Ghosts of Dalhousie Castle
Dating way back to the 13th century, this castle has seen many people passing through its doors. Regarded as one of Edinburgh’s most haunted places, it’s alleged to be haunted by a number of ghosts, most notably that of Sir Alexander Ramsay. He was starved to death in 1342 in Hermitage Castle by William Douglas and has been seen roaming the halls and grounds of the hotel since then. Another of the ghosts is that of Lady Catherine, known as the ‘Grey Lady’, often seen around the turrets and in the dungeon of the castle.
Originally built in the 13th century, only the vaults and thick walls at the foundation level remain of the original castle. Much of the present structure was built in 1450, although many extensions and alterations have occurred over the following centuries. Entry into the castle used to only be via a drawbridge over a moat, but when the castle was turned into a hotel, the moat was re-excavated.

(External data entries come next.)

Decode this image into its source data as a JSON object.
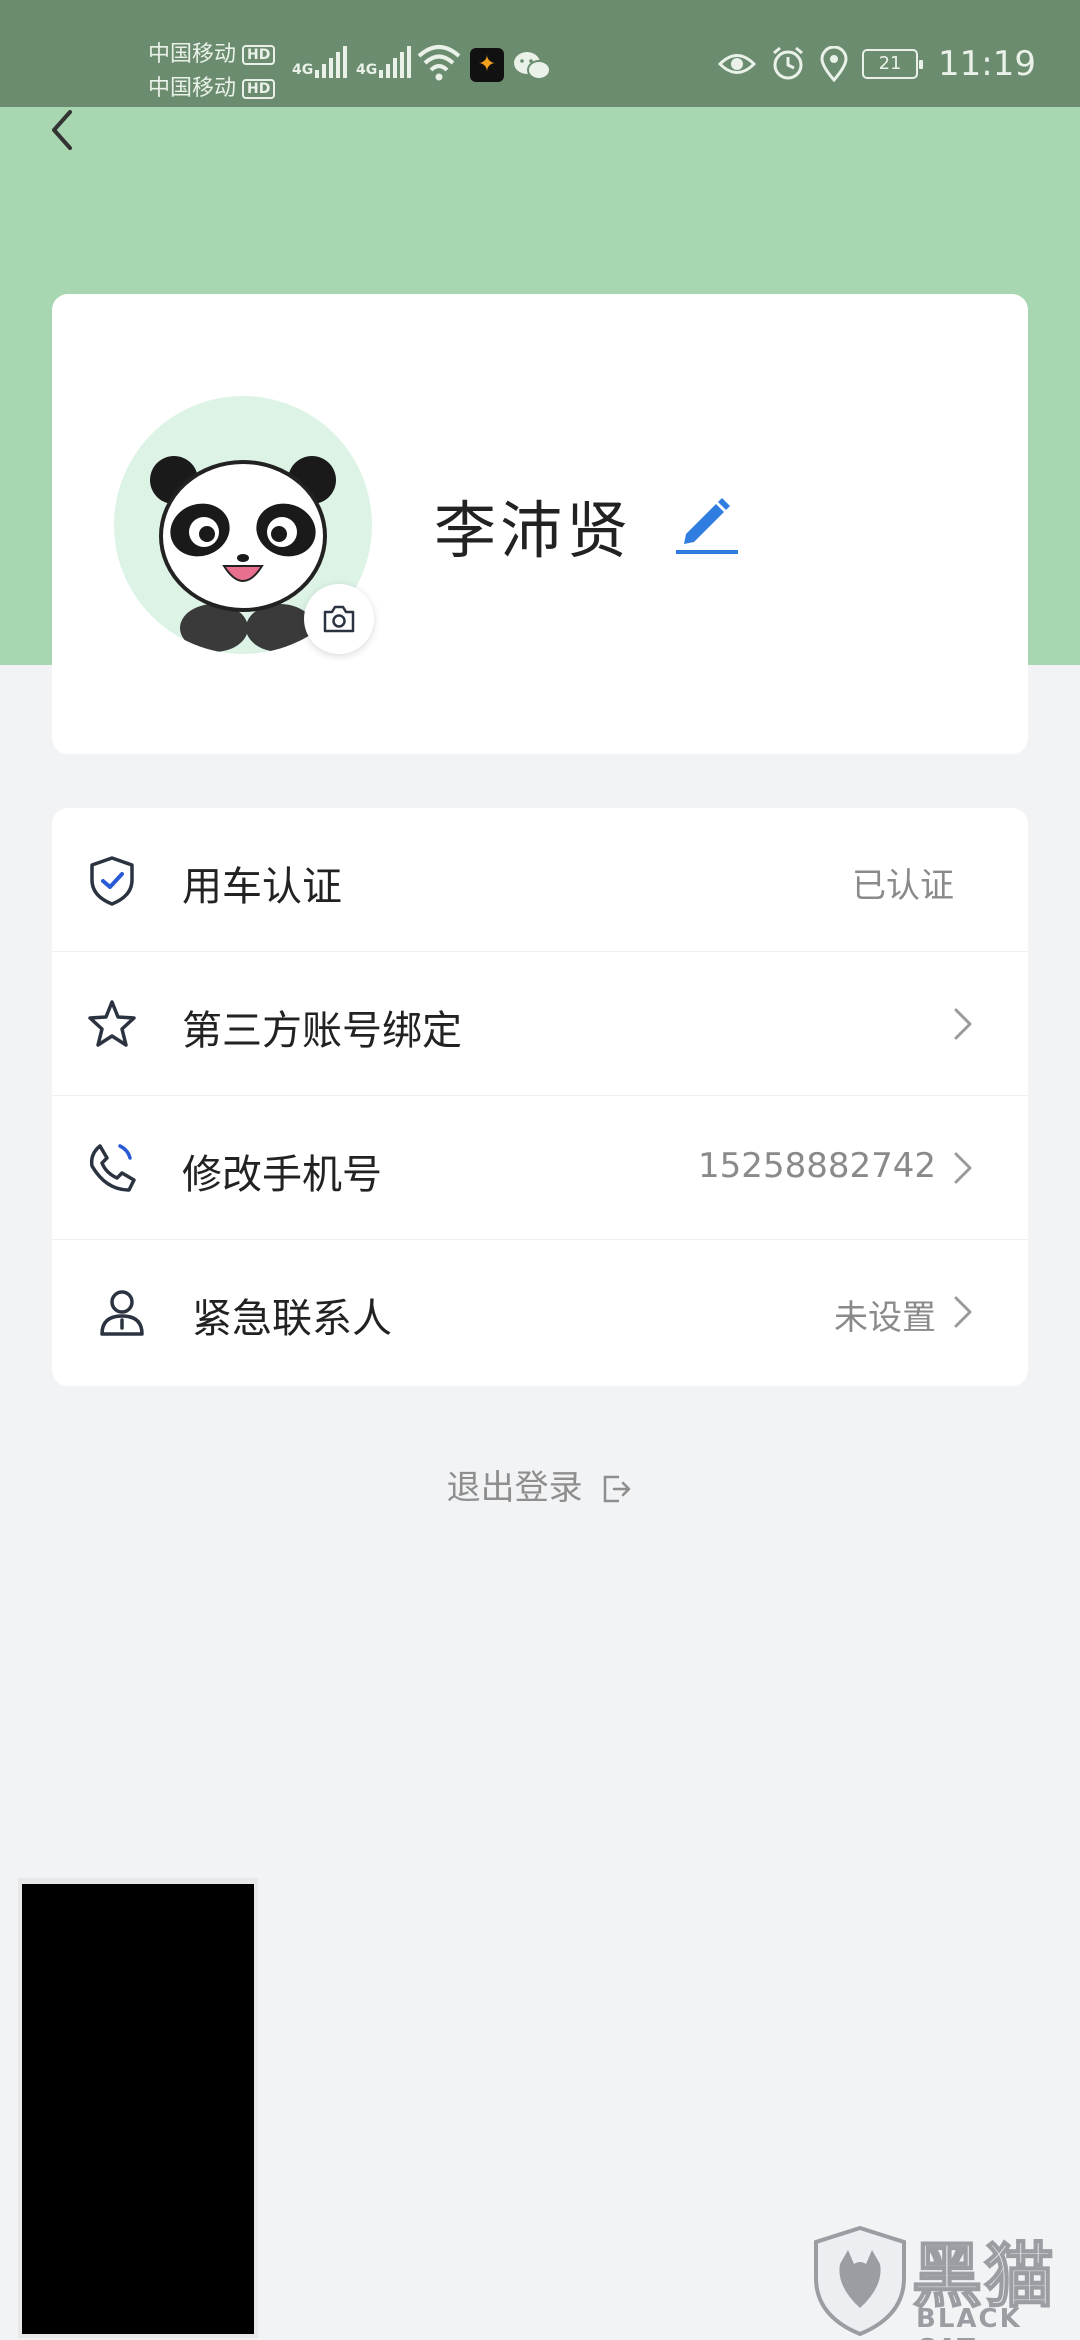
{
  "status_bar": {
    "carrier1": "中国移动",
    "carrier2": "中国移动",
    "hd": "HD",
    "network1": "4G",
    "network2": "4G",
    "battery": "21",
    "time": "11:19"
  },
  "colors": {
    "status_bar": "#6b8c6e",
    "header": "#a8d6b0",
    "accent_edit": "#2f7de1",
    "page_bg": "#f2f3f5"
  },
  "profile": {
    "name": "李沛贤",
    "avatar_icon": "panda-avatar",
    "camera_icon": "camera-icon",
    "edit_icon": "pencil-edit-icon"
  },
  "menu": [
    {
      "icon": "shield-check-icon",
      "label": "用车认证",
      "value": "已认证"
    },
    {
      "icon": "star-icon",
      "label": "第三方账号绑定",
      "value": ""
    },
    {
      "icon": "phone-icon",
      "label": "修改手机号",
      "value": "15258882742"
    },
    {
      "icon": "person-icon",
      "label": "紧急联系人",
      "value": "未设置"
    }
  ],
  "logout": {
    "label": "退出登录",
    "icon": "logout-icon"
  },
  "watermark": {
    "cn": "黑猫",
    "en": "BLACK CAT"
  }
}
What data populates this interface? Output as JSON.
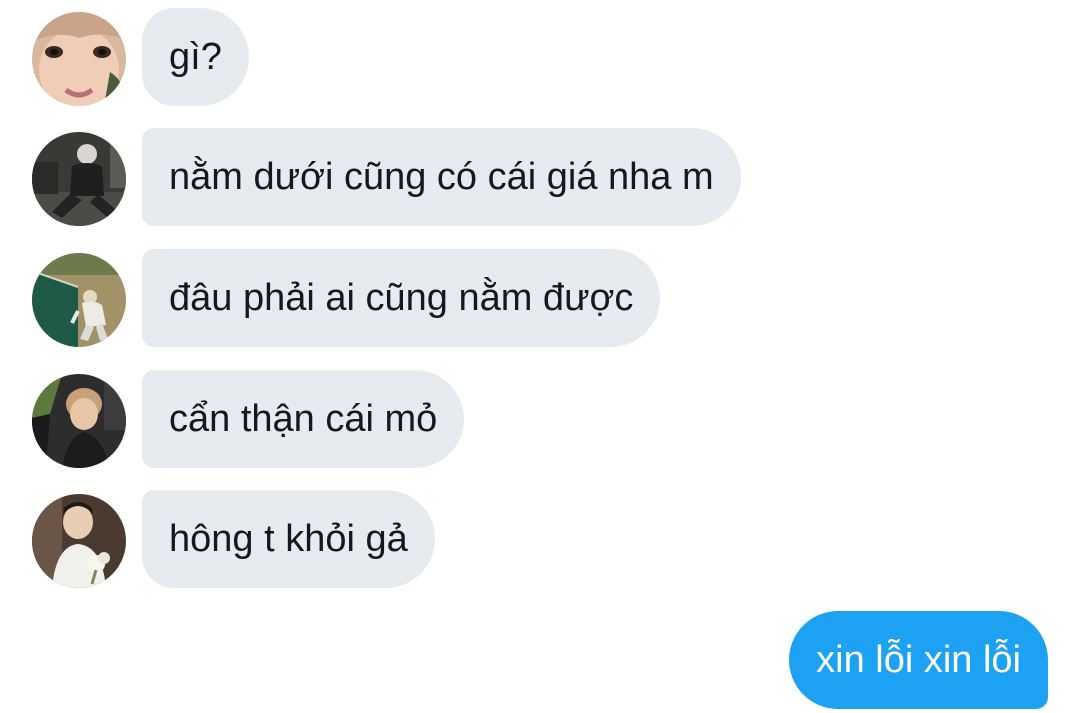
{
  "conversation": {
    "received": [
      {
        "text": "gì?",
        "avatar": "avatar-close-up-face"
      },
      {
        "text": "nằm dưới cũng có cái giá nha m",
        "avatar": "avatar-sitting-night"
      },
      {
        "text": "đâu phải ai cũng nằm được",
        "avatar": "avatar-outdoor-grass"
      },
      {
        "text": "cẩn thận cái mỏ",
        "avatar": "avatar-car-selfie"
      },
      {
        "text": "hông t khỏi gả",
        "avatar": "avatar-white-shirt-flowers"
      }
    ],
    "sent": [
      {
        "text": "xin lỗi xin lỗi"
      }
    ]
  },
  "colors": {
    "received_bubble": "#e6ebf0",
    "received_text": "#15191f",
    "sent_bubble": "#1da1f2",
    "sent_text": "#ffffff",
    "background": "#ffffff"
  }
}
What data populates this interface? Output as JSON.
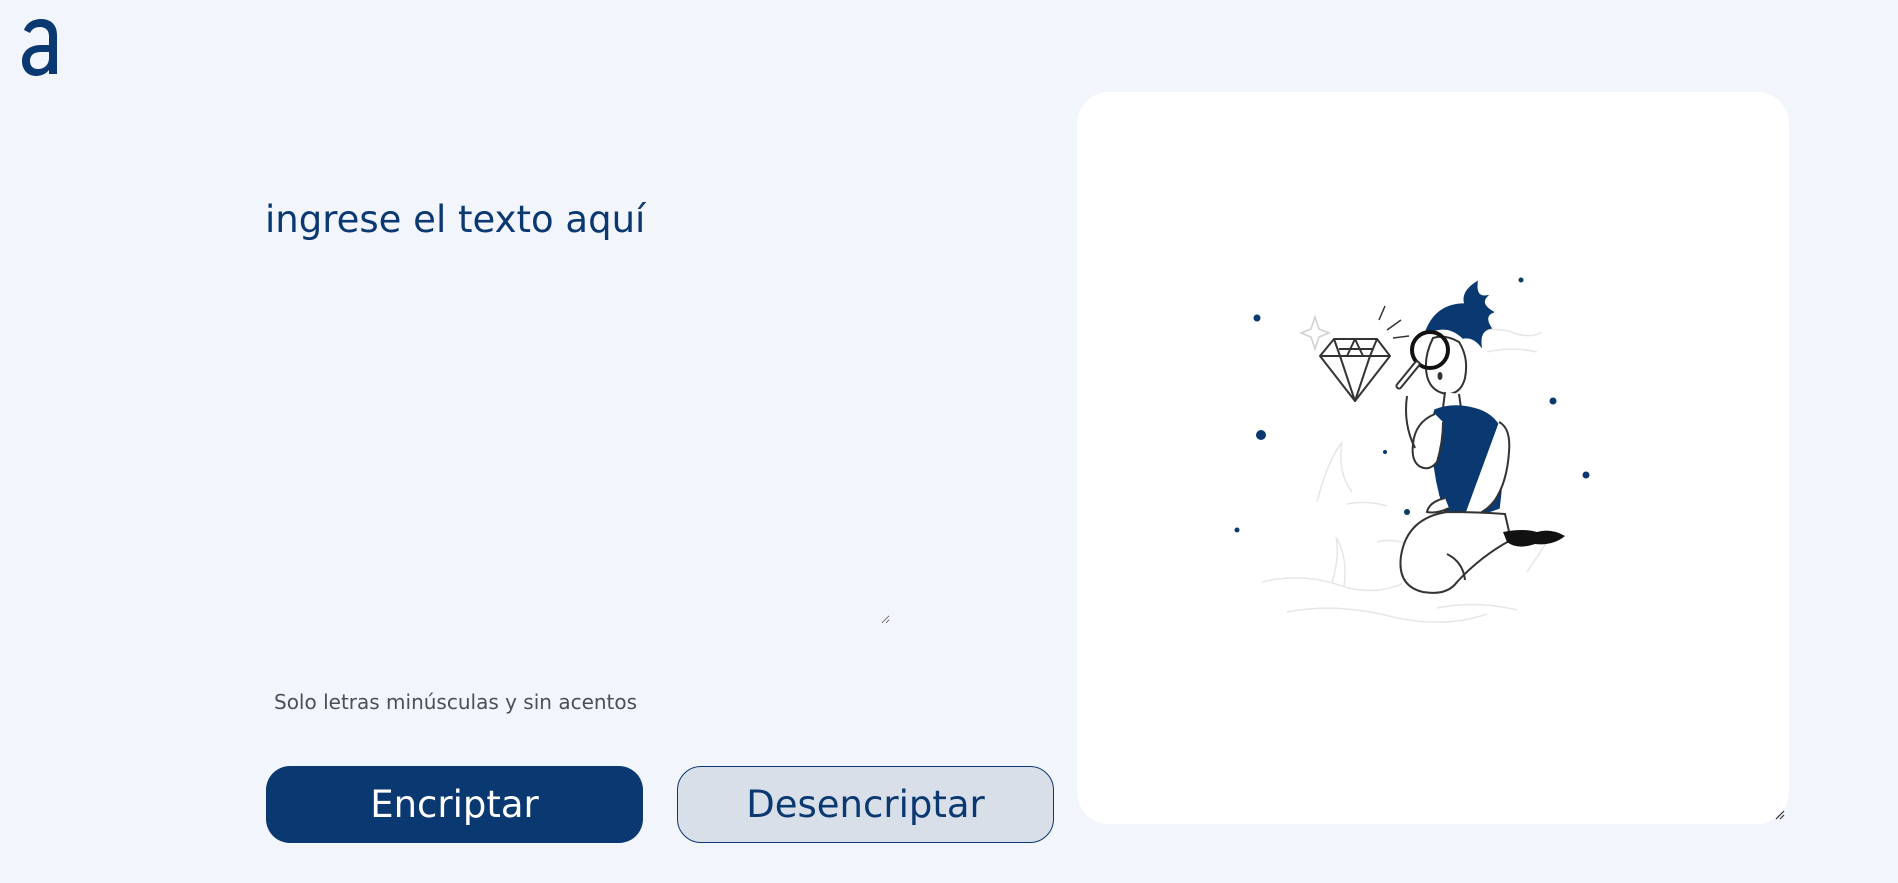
{
  "app": {
    "logo_icon": "alura-a-logo-icon",
    "accent_color": "#0A3871",
    "background_color": "#F3F5FC"
  },
  "input": {
    "placeholder": "ingrese el texto aquí",
    "value": ""
  },
  "hint": {
    "icon": "info-icon",
    "text": "Solo letras minúsculas y sin acentos"
  },
  "buttons": {
    "encrypt_label": "Encriptar",
    "decrypt_label": "Desencriptar"
  },
  "output": {
    "illustration": "person-with-magnifier-and-diamond-illustration",
    "value": ""
  }
}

A number of other notable features include a mural staircase leading from the banqueting hall to the vaults, and a spiral staircase leading from what used to be the first floor of the keep down to the dungeon. Prisoners used to be lowered into the dungeon by rope and there was then no escape through the 11” thick walls.
Dalhousie hotel offers 29 luxury bedrooms, all decorated in traditional Scottish fabrics such as tweed, tartan and twill. All of the rooms contain period furniture, soft carpets and antique rugs to really enhance the sense of grandeur and history that you get from the hotel. 20 of the rooms are themed – 2 themed suites, 9 themed four-posters, 7 themed twins/doubles and 2 executive themed doubles. There are also 9 castle-standard bedrooms, but these are also individually designed and decorated.
You have two eating options at the hotel, one of which is a hugely atmospheric restaurant located in the dungeons, complete with stonework, metal armour and weaponry and shadows across the walls. Here you will find fine Scottish cuisine that really makes the most of local produce. You could also eat in the Orangery Restaurant, which offers a more informal eating experience with sweeping views over the River Esk. There’s plenty to do at the hotel, too – try a relaxing treatment in the spa or have a go in the Hydro Pool. You could also try one of their falconry experiences or take your hand to falconry on their five-day falconry training course, or why not have a go at archery?
The hotel has a wedding license as well as an exclusive use option, whereby you can use the whole castle in private. Whatever you choose to do at the castle, you’re sure to have a fantastically relaxing stay here.
- 29 en-suite rooms
- 24 hour reception and room service
- Meeting facilities
- Beauty facilities
- Two restaurants
- Interconnecting rooms available
- Secretary service available
- Satellite television, telephone and tea and coffee making facilities in room
- Iron and board in room
- Private dining option
- Wedding license
Things to Do
If you get bored of having treatments in the spa or enjoying some of the sports activities that the hotel has available, you could take a walk on one of the three trails around the castle, ranging from half an hour to three hours. Explore some of the cultural experiences that Scotland has to offer, such as theatres, museums and art galleries, or indulge your inner shopaholic and go shopping in of the many boutiques Scotland has to offer.
- Standard single room available from £105.00, based on one person staying in the room, breakfast included, and from £95.00, breakfast not included.
- Standard double room available from £120.00, based on two people sharing, breakfast included and from £215.00, dinner included too.
- Superior double room available from £165.00, based on two people sharing, breakfast included and from £260.00, dinner included too.
- Four poster double room available from £210.00, based on two people sharing, breakfast included and from £305.00, dinner included too.